TASK REQUIREMENTS: An exact copy of the records is needed; please leave the images out.

RECORD EXTRACTS:
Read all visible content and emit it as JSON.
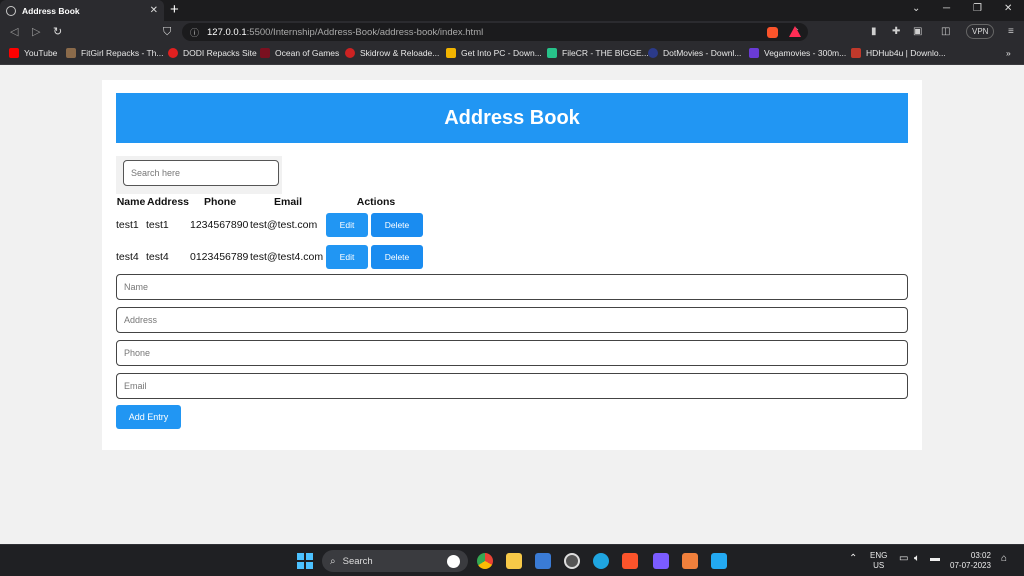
{
  "browser": {
    "tab_title": "Address Book",
    "tab_close": "✕",
    "new_tab": "+",
    "url_host": "127.0.0.1",
    "url_path": ":5500/Internship/Address-Book/address-book/index.html",
    "vpn_label": "VPN",
    "bookmarks": [
      {
        "label": "YouTube",
        "color": "#ff0000"
      },
      {
        "label": "FitGirl Repacks - Th...",
        "color": "#8a6a4a"
      },
      {
        "label": "DODI Repacks Site",
        "color": "#e02020"
      },
      {
        "label": "Ocean of Games",
        "color": "#7a1020"
      },
      {
        "label": "Skidrow & Reloade...",
        "color": "#cc2222"
      },
      {
        "label": "Get Into PC - Down...",
        "color": "#f2b400"
      },
      {
        "label": "FileCR - THE BIGGE...",
        "color": "#27c28a"
      },
      {
        "label": "DotMovies - Downl...",
        "color": "#2b3a8a"
      },
      {
        "label": "Vegamovies - 300m...",
        "color": "#6a3bd6"
      },
      {
        "label": "HDHub4u | Downlo...",
        "color": "#c0392b"
      }
    ],
    "bookmarks_more": "»"
  },
  "page": {
    "title": "Address Book",
    "search_placeholder": "Search here",
    "columns": [
      "Name",
      "Address",
      "Phone",
      "Email",
      "Actions"
    ],
    "entries": [
      {
        "name": "test1",
        "address": "test1",
        "phone": "1234567890",
        "email": "test@test.com"
      },
      {
        "name": "test4",
        "address": "test4",
        "phone": "0123456789",
        "email": "test@test4.com"
      }
    ],
    "edit_label": "Edit",
    "delete_label": "Delete",
    "form": {
      "name_placeholder": "Name",
      "address_placeholder": "Address",
      "phone_placeholder": "Phone",
      "email_placeholder": "Email"
    },
    "add_label": "Add Entry",
    "colors": {
      "accent": "#2196f3"
    }
  },
  "taskbar": {
    "search_label": "Search",
    "lang_top": "ENG",
    "lang_bottom": "US",
    "time": "03:02",
    "date": "07-07-2023"
  }
}
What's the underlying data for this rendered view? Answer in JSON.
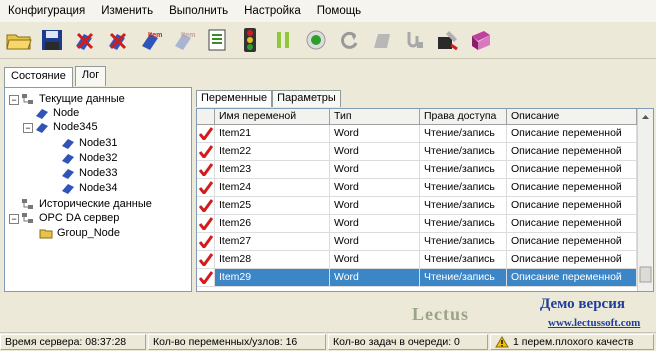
{
  "menu": [
    "Конфигурация",
    "Изменить",
    "Выполнить",
    "Настройка",
    "Помощь"
  ],
  "toolbar": {
    "icons": [
      "open-folder-icon",
      "save-icon",
      "delete-node-icon",
      "delete-item-icon",
      "add-item-icon",
      "add-item-disabled-icon",
      "document-icon",
      "traffic-light-icon",
      "pause-icon",
      "record-icon",
      "refresh-icon",
      "shape-icon",
      "connect-icon",
      "tools-icon",
      "book-icon"
    ]
  },
  "left_tabs": [
    "Состояние",
    "Лог"
  ],
  "tree": {
    "root_current": "Текущие данные",
    "node": "Node",
    "node345": "Node345",
    "children": [
      "Node31",
      "Node32",
      "Node33",
      "Node34"
    ],
    "historical": "Исторические данные",
    "opc": "OPC DA сервер",
    "group": "Group_Node"
  },
  "right_tabs": [
    "Переменные",
    "Параметры"
  ],
  "table": {
    "headers": [
      "Имя переменой",
      "Тип",
      "Права доступа",
      "Описание"
    ],
    "rows": [
      {
        "name": "Item21",
        "type": "Word",
        "access": "Чтение/запись",
        "desc": "Описание переменной"
      },
      {
        "name": "Item22",
        "type": "Word",
        "access": "Чтение/запись",
        "desc": "Описание переменной"
      },
      {
        "name": "Item23",
        "type": "Word",
        "access": "Чтение/запись",
        "desc": "Описание переменной"
      },
      {
        "name": "Item24",
        "type": "Word",
        "access": "Чтение/запись",
        "desc": "Описание переменной"
      },
      {
        "name": "Item25",
        "type": "Word",
        "access": "Чтение/запись",
        "desc": "Описание переменной"
      },
      {
        "name": "Item26",
        "type": "Word",
        "access": "Чтение/запись",
        "desc": "Описание переменной"
      },
      {
        "name": "Item27",
        "type": "Word",
        "access": "Чтение/запись",
        "desc": "Описание переменной"
      },
      {
        "name": "Item28",
        "type": "Word",
        "access": "Чтение/запись",
        "desc": "Описание переменной"
      },
      {
        "name": "Item29",
        "type": "Word",
        "access": "Чтение/запись",
        "desc": "Описание переменной"
      }
    ],
    "selected_row": "Item29"
  },
  "branding": {
    "logo": "Lectus",
    "demo": "Демо версия",
    "url": "www.lectussoft.com"
  },
  "status": {
    "server_time": "Время сервера: 08:37:28",
    "vars_nodes": "Кол-во переменных/узлов: 16",
    "queue": "Кол-во задач в очереди: 0",
    "bad_quality": "1 перем.плохого качеств"
  },
  "colors": {
    "selection": "#3d86c6",
    "check": "#d21c1c",
    "brand_blue": "#1f3e9c"
  }
}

EXERCISE OUTPUT:
Read all visible content and emit it as JSON.
{
  "browser": {
    "tab_title": "Address Book",
    "tab_close": "✕",
    "new_tab": "+",
    "url_host": "127.0.0.1",
    "url_path": ":5500/Internship/Address-Book/address-book/index.html",
    "vpn_label": "VPN",
    "bookmarks": [
      {
        "label": "YouTube",
        "color": "#ff0000"
      },
      {
        "label": "FitGirl Repacks - Th...",
        "color": "#8a6a4a"
      },
      {
        "label": "DODI Repacks Site",
        "color": "#e02020"
      },
      {
        "label": "Ocean of Games",
        "color": "#7a1020"
      },
      {
        "label": "Skidrow & Reloade...",
        "color": "#cc2222"
      },
      {
        "label": "Get Into PC - Down...",
        "color": "#f2b400"
      },
      {
        "label": "FileCR - THE BIGGE...",
        "color": "#27c28a"
      },
      {
        "label": "DotMovies - Downl...",
        "color": "#2b3a8a"
      },
      {
        "label": "Vegamovies - 300m...",
        "color": "#6a3bd6"
      },
      {
        "label": "HDHub4u | Downlo...",
        "color": "#c0392b"
      }
    ],
    "bookmarks_more": "»"
  },
  "page": {
    "title": "Address Book",
    "search_placeholder": "Search here",
    "columns": [
      "Name",
      "Address",
      "Phone",
      "Email",
      "Actions"
    ],
    "entries": [
      {
        "name": "test1",
        "address": "test1",
        "phone": "1234567890",
        "email": "test@test.com"
      },
      {
        "name": "test4",
        "address": "test4",
        "phone": "0123456789",
        "email": "test@test4.com"
      }
    ],
    "edit_label": "Edit",
    "delete_label": "Delete",
    "form": {
      "name_placeholder": "Name",
      "address_placeholder": "Address",
      "phone_placeholder": "Phone",
      "email_placeholder": "Email"
    },
    "add_label": "Add Entry",
    "colors": {
      "accent": "#2196f3"
    }
  },
  "taskbar": {
    "search_label": "Search",
    "lang_top": "ENG",
    "lang_bottom": "US",
    "time": "03:02",
    "date": "07-07-2023"
  }
}
What's the underlying data for this rendered view? Answer in JSON.
{
  "menu": [
    "Конфигурация",
    "Изменить",
    "Выполнить",
    "Настройка",
    "Помощь"
  ],
  "toolbar": {
    "icons": [
      "open-folder-icon",
      "save-icon",
      "delete-node-icon",
      "delete-item-icon",
      "add-item-icon",
      "add-item-disabled-icon",
      "document-icon",
      "traffic-light-icon",
      "pause-icon",
      "record-icon",
      "refresh-icon",
      "shape-icon",
      "connect-icon",
      "tools-icon",
      "book-icon"
    ]
  },
  "left_tabs": [
    "Состояние",
    "Лог"
  ],
  "tree": {
    "root_current": "Текущие данные",
    "node": "Node",
    "node345": "Node345",
    "children": [
      "Node31",
      "Node32",
      "Node33",
      "Node34"
    ],
    "historical": "Исторические данные",
    "opc": "OPC DA сервер",
    "group": "Group_Node"
  },
  "right_tabs": [
    "Переменные",
    "Параметры"
  ],
  "table": {
    "headers": [
      "Имя переменой",
      "Тип",
      "Права доступа",
      "Описание"
    ],
    "rows": [
      {
        "name": "Item21",
        "type": "Word",
        "access": "Чтение/запись",
        "desc": "Описание переменной"
      },
      {
        "name": "Item22",
        "type": "Word",
        "access": "Чтение/запись",
        "desc": "Описание переменной"
      },
      {
        "name": "Item23",
        "type": "Word",
        "access": "Чтение/запись",
        "desc": "Описание переменной"
      },
      {
        "name": "Item24",
        "type": "Word",
        "access": "Чтение/запись",
        "desc": "Описание переменной"
      },
      {
        "name": "Item25",
        "type": "Word",
        "access": "Чтение/запись",
        "desc": "Описание переменной"
      },
      {
        "name": "Item26",
        "type": "Word",
        "access": "Чтение/запись",
        "desc": "Описание переменной"
      },
      {
        "name": "Item27",
        "type": "Word",
        "access": "Чтение/запись",
        "desc": "Описание переменной"
      },
      {
        "name": "Item28",
        "type": "Word",
        "access": "Чтение/запись",
        "desc": "Описание переменной"
      },
      {
        "name": "Item29",
        "type": "Word",
        "access": "Чтение/запись",
        "desc": "Описание переменной"
      }
    ],
    "selected_row": "Item29"
  },
  "branding": {
    "logo": "Lectus",
    "demo": "Демо версия",
    "url": "www.lectussoft.com"
  },
  "status": {
    "server_time": "Время сервера: 08:37:28",
    "vars_nodes": "Кол-во переменных/узлов: 16",
    "queue": "Кол-во задач в очереди: 0",
    "bad_quality": "1 перем.плохого качеств"
  },
  "colors": {
    "selection": "#3d86c6",
    "check": "#d21c1c",
    "brand_blue": "#1f3e9c"
  }
}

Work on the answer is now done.